The easiest way to generate an XML file is to export the data. This can be done from the File->Export menu. This will generate a file with a <
tt>.gramps</ tt> extension. This file is usually a gzip'd XML file (depending on some system settings, sometimes this will be an uncompressed XML file).
GRAMPS compresses the file because XML files can become rather large. For large databases, this file could grow to 10s to 100s of megabytes in size. Fortunately, XML files compress nicely, usually producing a fairly small size.
=== How do I tell if the XML file is compressed? ===
The easiest way is to run the <
tt>file</ tt> command on it.
$ file data.gramps
$ gunzip < data.gramps > data.xml
This example creates an uncompressed <
tt>data.xml</ tt> file from the compressed < tt>data.gramps</ tt> file.
You must use the I/O redirection operators (">" and "<"), since <
tt>gzip</ tt> expects files to have a < tt>.gz</ tt> extension.
=== I am confused. How do I extract editable XML from .gramps file? ===
For these reasons, we must rely on the <code>.gramps</code> extension. If we don't, we would not be able to tell if this was a valid file. Even worse, the mime type of <code>application/x-gzip</code> would be associated with another application (such as File Roller or Ark) instead of GRAMPS. The mime type of <code>application/xml</code> may be associated with XML editors (Bluefish, Conglomerate, Emacs, etc). In that situation, the user double-clicking on the file in the file manager (or performing the default action for the type by any other means) will never launch GRAMPS with this data,

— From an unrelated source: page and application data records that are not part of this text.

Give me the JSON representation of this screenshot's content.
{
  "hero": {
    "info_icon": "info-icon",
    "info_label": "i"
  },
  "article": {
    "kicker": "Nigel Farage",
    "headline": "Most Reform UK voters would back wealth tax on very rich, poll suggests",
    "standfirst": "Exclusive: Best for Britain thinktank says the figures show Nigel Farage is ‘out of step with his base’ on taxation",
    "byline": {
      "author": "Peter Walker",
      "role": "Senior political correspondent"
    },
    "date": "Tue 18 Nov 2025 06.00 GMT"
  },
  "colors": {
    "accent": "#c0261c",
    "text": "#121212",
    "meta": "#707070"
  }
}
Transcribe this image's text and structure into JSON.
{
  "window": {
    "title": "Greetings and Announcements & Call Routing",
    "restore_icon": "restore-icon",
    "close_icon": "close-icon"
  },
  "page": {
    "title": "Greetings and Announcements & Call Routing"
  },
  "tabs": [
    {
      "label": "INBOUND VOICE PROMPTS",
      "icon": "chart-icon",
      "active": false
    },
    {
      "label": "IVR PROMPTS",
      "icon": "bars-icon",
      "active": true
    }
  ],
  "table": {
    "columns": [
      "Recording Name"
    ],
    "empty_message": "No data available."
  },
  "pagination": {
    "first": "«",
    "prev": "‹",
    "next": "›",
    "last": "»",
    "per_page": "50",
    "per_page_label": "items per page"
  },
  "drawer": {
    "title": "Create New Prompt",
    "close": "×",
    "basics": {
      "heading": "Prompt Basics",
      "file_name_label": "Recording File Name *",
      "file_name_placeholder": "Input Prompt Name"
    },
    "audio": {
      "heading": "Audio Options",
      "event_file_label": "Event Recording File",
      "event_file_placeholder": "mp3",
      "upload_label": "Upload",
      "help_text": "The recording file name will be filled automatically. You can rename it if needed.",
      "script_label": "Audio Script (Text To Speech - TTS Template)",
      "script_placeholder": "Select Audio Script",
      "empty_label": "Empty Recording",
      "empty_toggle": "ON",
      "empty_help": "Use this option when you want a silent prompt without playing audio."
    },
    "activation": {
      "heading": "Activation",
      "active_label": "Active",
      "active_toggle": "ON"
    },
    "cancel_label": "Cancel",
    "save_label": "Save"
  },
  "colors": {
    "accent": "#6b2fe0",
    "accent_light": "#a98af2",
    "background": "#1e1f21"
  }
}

GRAMPS is not unique in this problem. For example, the OpenDocument format used by OpenOffice, KWord and AbiWord is actually a collection of files in a <
tt>zip</ tt> archive. If you run < tt>unzip</ tt> on a OpenDocument file, you will see something like:
$ unzip test.odt